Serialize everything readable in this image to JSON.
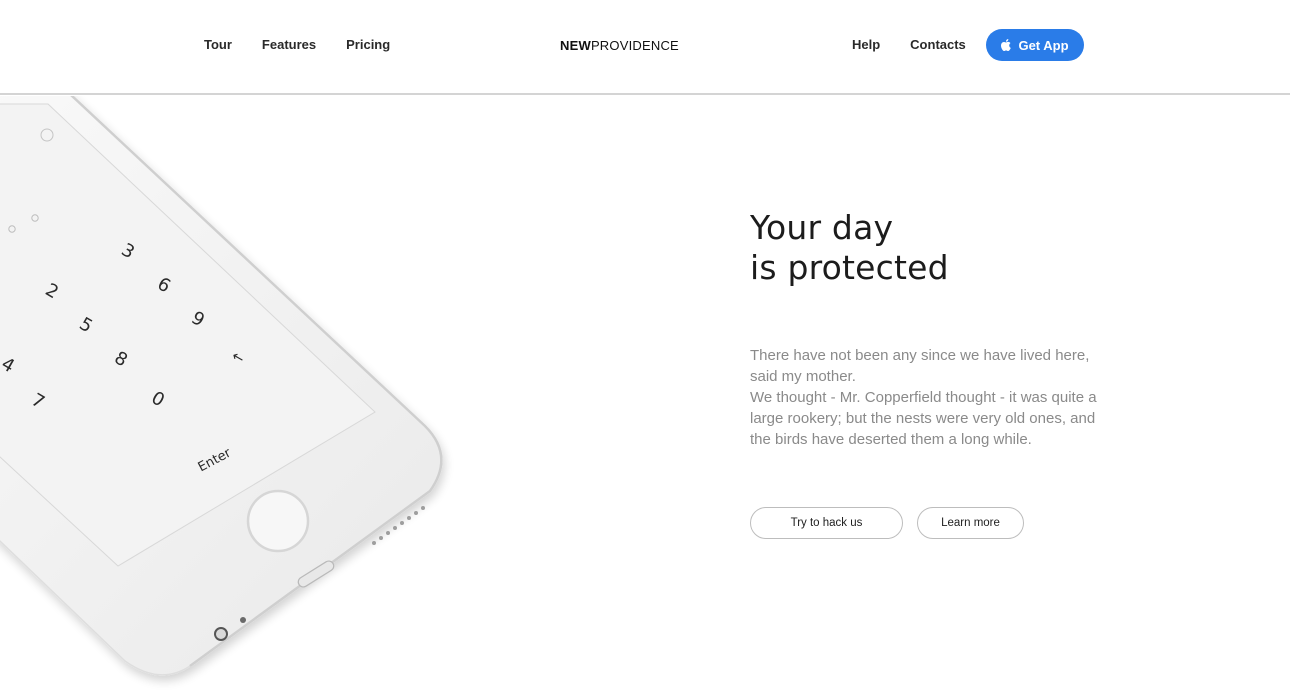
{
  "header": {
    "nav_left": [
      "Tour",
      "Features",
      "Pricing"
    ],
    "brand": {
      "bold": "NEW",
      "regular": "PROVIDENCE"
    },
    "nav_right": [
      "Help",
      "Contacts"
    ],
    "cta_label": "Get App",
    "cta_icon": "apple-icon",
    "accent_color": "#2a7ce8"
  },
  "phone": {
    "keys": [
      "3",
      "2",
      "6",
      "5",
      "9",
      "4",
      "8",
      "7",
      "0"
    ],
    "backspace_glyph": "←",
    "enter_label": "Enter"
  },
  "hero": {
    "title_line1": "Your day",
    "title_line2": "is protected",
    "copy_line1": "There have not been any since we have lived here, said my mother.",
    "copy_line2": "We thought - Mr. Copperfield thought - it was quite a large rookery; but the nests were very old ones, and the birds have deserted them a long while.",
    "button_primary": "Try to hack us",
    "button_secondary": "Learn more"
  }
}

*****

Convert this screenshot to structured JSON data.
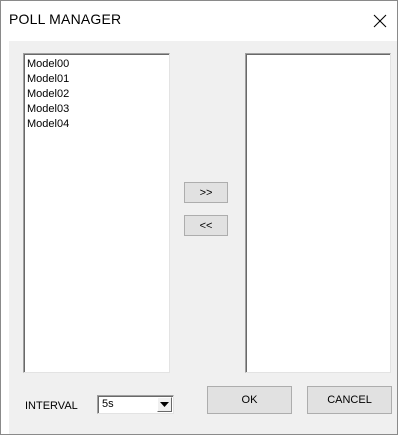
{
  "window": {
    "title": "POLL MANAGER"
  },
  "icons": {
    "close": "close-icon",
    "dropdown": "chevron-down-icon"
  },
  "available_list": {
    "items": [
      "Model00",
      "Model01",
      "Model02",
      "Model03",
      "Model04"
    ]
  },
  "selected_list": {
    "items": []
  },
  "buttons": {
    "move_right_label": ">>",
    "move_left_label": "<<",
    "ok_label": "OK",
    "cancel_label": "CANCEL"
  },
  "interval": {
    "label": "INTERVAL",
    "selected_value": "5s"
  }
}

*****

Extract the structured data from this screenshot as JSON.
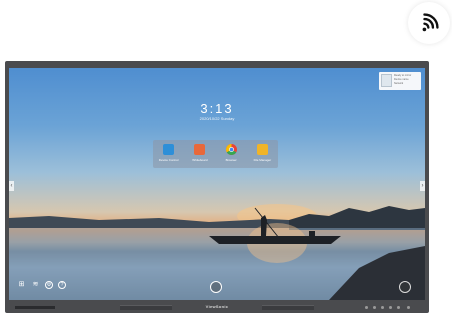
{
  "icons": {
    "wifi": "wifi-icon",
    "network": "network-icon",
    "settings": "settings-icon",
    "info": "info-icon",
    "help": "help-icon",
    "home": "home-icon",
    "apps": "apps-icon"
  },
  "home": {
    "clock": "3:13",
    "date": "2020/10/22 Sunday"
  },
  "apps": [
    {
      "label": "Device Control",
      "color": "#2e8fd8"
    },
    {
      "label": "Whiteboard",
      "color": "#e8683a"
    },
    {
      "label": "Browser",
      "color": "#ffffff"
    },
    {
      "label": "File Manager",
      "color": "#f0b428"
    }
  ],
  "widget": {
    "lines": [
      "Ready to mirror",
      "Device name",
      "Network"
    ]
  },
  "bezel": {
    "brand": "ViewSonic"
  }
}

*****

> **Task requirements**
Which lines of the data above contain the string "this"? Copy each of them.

> **Your solution**
Serialize everything readable in this image to JSON.
Convert this screenshot to structured JSON data.
Extract the structured data from this screenshot as JSON.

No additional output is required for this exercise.